> _WHAT THE TASK ASKS_
Tally up the lines below that carry the word "this", answering with the figure alone.

(Interface dataset entries)
------------------------------------------------------------------------

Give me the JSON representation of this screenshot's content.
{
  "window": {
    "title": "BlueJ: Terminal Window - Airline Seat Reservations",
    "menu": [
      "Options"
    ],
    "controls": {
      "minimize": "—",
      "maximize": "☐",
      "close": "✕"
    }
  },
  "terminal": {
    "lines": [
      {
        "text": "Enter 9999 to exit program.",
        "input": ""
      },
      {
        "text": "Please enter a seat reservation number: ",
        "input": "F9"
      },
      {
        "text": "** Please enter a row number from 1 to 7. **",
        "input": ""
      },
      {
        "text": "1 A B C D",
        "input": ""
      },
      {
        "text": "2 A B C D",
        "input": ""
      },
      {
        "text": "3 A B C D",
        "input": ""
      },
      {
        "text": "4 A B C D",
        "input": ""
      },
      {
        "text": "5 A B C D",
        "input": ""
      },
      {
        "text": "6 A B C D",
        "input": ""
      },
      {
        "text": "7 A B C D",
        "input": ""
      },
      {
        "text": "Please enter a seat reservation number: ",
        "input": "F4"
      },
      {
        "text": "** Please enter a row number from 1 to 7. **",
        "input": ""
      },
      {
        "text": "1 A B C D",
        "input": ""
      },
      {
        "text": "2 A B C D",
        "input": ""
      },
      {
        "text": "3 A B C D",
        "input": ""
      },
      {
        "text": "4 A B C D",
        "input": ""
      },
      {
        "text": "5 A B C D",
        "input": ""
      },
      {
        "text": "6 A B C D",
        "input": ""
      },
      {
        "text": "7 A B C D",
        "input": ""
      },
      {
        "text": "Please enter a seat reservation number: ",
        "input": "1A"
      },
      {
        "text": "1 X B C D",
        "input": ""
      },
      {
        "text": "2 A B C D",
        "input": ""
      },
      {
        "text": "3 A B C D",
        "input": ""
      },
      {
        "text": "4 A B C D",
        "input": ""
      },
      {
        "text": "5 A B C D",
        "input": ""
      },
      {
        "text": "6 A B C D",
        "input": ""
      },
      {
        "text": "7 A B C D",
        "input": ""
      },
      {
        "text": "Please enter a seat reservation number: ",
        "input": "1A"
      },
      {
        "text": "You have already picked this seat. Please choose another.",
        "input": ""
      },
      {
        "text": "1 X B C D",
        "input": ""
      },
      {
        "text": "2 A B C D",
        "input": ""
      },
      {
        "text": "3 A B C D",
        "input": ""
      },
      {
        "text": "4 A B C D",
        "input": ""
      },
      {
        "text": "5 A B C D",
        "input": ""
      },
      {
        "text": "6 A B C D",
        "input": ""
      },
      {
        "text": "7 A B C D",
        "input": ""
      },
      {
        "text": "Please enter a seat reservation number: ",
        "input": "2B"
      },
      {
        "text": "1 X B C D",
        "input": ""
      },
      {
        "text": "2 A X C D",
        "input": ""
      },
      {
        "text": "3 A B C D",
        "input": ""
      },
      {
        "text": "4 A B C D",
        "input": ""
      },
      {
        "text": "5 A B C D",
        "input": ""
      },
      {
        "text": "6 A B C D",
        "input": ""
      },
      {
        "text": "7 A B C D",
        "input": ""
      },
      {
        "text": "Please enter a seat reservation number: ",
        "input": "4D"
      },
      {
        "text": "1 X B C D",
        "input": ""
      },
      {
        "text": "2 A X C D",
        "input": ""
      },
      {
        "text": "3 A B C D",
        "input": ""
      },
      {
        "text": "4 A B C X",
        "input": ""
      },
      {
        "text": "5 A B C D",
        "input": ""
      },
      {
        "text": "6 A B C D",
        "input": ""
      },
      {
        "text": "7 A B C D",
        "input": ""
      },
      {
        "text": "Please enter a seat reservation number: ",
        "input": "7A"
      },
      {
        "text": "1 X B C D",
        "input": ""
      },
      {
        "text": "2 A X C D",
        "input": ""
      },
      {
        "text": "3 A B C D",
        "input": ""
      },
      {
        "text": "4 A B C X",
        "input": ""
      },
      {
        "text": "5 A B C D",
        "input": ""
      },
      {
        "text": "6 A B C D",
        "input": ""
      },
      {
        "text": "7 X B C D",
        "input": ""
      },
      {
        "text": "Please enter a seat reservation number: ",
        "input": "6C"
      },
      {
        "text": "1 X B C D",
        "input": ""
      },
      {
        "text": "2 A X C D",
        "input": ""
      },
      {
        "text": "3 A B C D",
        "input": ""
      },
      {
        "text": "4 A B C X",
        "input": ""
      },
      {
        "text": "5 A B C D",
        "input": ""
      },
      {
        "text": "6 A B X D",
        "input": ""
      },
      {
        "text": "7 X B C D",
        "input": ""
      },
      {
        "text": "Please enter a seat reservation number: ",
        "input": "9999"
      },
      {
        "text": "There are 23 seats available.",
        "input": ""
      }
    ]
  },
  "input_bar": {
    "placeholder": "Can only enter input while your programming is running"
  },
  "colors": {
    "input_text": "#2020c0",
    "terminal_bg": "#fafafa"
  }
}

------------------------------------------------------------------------

> _TASK OUTPUT_
2